[Work request]
Here the job is to repeat the listing exactly, but not the pictures in it.
━━ Provided records ━━
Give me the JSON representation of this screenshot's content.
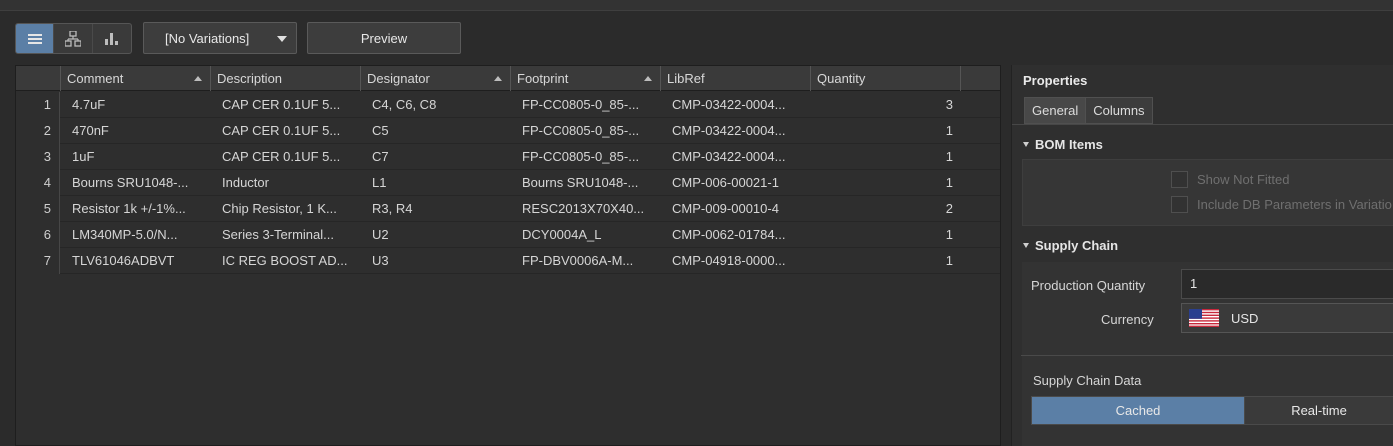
{
  "toolbar": {
    "view_buttons": [
      {
        "icon": "flat-list-icon",
        "active": true
      },
      {
        "icon": "hierarchy-icon",
        "active": false
      },
      {
        "icon": "bar-chart-icon",
        "active": false
      }
    ],
    "variations_value": "[No Variations]",
    "preview_label": "Preview"
  },
  "grid": {
    "columns": [
      {
        "label": "Comment",
        "sorted": true
      },
      {
        "label": "Description",
        "sorted": false
      },
      {
        "label": "Designator",
        "sorted": true
      },
      {
        "label": "Footprint",
        "sorted": true
      },
      {
        "label": "LibRef",
        "sorted": false
      },
      {
        "label": "Quantity",
        "sorted": false
      }
    ],
    "rows": [
      {
        "num": "1",
        "comment": "4.7uF",
        "description": "CAP CER 0.1UF 5...",
        "designator": "C4, C6, C8",
        "footprint": "FP-CC0805-0_85-...",
        "libref": "CMP-03422-0004...",
        "quantity": "3"
      },
      {
        "num": "2",
        "comment": "470nF",
        "description": "CAP CER 0.1UF 5...",
        "designator": "C5",
        "footprint": "FP-CC0805-0_85-...",
        "libref": "CMP-03422-0004...",
        "quantity": "1"
      },
      {
        "num": "3",
        "comment": "1uF",
        "description": "CAP CER 0.1UF 5...",
        "designator": "C7",
        "footprint": "FP-CC0805-0_85-...",
        "libref": "CMP-03422-0004...",
        "quantity": "1"
      },
      {
        "num": "4",
        "comment": "Bourns SRU1048-...",
        "description": "Inductor",
        "designator": "L1",
        "footprint": "Bourns SRU1048-...",
        "libref": "CMP-006-00021-1",
        "quantity": "1"
      },
      {
        "num": "5",
        "comment": "Resistor 1k +/-1%...",
        "description": "Chip Resistor, 1 K...",
        "designator": "R3, R4",
        "footprint": "RESC2013X70X40...",
        "libref": "CMP-009-00010-4",
        "quantity": "2"
      },
      {
        "num": "6",
        "comment": "LM340MP-5.0/N...",
        "description": "Series 3-Terminal...",
        "designator": "U2",
        "footprint": "DCY0004A_L",
        "libref": "CMP-0062-01784...",
        "quantity": "1"
      },
      {
        "num": "7",
        "comment": "TLV61046ADBVT",
        "description": "IC REG BOOST AD...",
        "designator": "U3",
        "footprint": "FP-DBV0006A-M...",
        "libref": "CMP-04918-0000...",
        "quantity": "1"
      }
    ]
  },
  "properties": {
    "title": "Properties",
    "tabs": [
      "General",
      "Columns"
    ],
    "bom_items": {
      "title": "BOM Items",
      "show_not_fitted": "Show Not Fitted",
      "include_db": "Include DB Parameters in Variatio"
    },
    "supply_chain": {
      "title": "Supply Chain",
      "production_quantity_label": "Production Quantity",
      "production_quantity_value": "1",
      "currency_label": "Currency",
      "currency_value": "USD",
      "data_label": "Supply Chain Data",
      "cached_label": "Cached",
      "realtime_label": "Real-time"
    }
  },
  "colors": {
    "accent": "#5b7fa6",
    "background": "#2b2b2b"
  }
}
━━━
[Problem solution]
Give me the JSON representation of this screenshot's content.
{
  "toolbar": {
    "view_buttons": [
      {
        "icon": "flat-list-icon",
        "active": true
      },
      {
        "icon": "hierarchy-icon",
        "active": false
      },
      {
        "icon": "bar-chart-icon",
        "active": false
      }
    ],
    "variations_value": "[No Variations]",
    "preview_label": "Preview"
  },
  "grid": {
    "columns": [
      {
        "label": "Comment",
        "sorted": true
      },
      {
        "label": "Description",
        "sorted": false
      },
      {
        "label": "Designator",
        "sorted": true
      },
      {
        "label": "Footprint",
        "sorted": true
      },
      {
        "label": "LibRef",
        "sorted": false
      },
      {
        "label": "Quantity",
        "sorted": false
      }
    ],
    "rows": [
      {
        "num": "1",
        "comment": "4.7uF",
        "description": "CAP CER 0.1UF 5...",
        "designator": "C4, C6, C8",
        "footprint": "FP-CC0805-0_85-...",
        "libref": "CMP-03422-0004...",
        "quantity": "3"
      },
      {
        "num": "2",
        "comment": "470nF",
        "description": "CAP CER 0.1UF 5...",
        "designator": "C5",
        "footprint": "FP-CC0805-0_85-...",
        "libref": "CMP-03422-0004...",
        "quantity": "1"
      },
      {
        "num": "3",
        "comment": "1uF",
        "description": "CAP CER 0.1UF 5...",
        "designator": "C7",
        "footprint": "FP-CC0805-0_85-...",
        "libref": "CMP-03422-0004...",
        "quantity": "1"
      },
      {
        "num": "4",
        "comment": "Bourns SRU1048-...",
        "description": "Inductor",
        "designator": "L1",
        "footprint": "Bourns SRU1048-...",
        "libref": "CMP-006-00021-1",
        "quantity": "1"
      },
      {
        "num": "5",
        "comment": "Resistor 1k +/-1%...",
        "description": "Chip Resistor, 1 K...",
        "designator": "R3, R4",
        "footprint": "RESC2013X70X40...",
        "libref": "CMP-009-00010-4",
        "quantity": "2"
      },
      {
        "num": "6",
        "comment": "LM340MP-5.0/N...",
        "description": "Series 3-Terminal...",
        "designator": "U2",
        "footprint": "DCY0004A_L",
        "libref": "CMP-0062-01784...",
        "quantity": "1"
      },
      {
        "num": "7",
        "comment": "TLV61046ADBVT",
        "description": "IC REG BOOST AD...",
        "designator": "U3",
        "footprint": "FP-DBV0006A-M...",
        "libref": "CMP-04918-0000...",
        "quantity": "1"
      }
    ]
  },
  "properties": {
    "title": "Properties",
    "tabs": [
      "General",
      "Columns"
    ],
    "bom_items": {
      "title": "BOM Items",
      "show_not_fitted": "Show Not Fitted",
      "include_db": "Include DB Parameters in Variatio"
    },
    "supply_chain": {
      "title": "Supply Chain",
      "production_quantity_label": "Production Quantity",
      "production_quantity_value": "1",
      "currency_label": "Currency",
      "currency_value": "USD",
      "data_label": "Supply Chain Data",
      "cached_label": "Cached",
      "realtime_label": "Real-time"
    }
  },
  "colors": {
    "accent": "#5b7fa6",
    "background": "#2b2b2b"
  }
}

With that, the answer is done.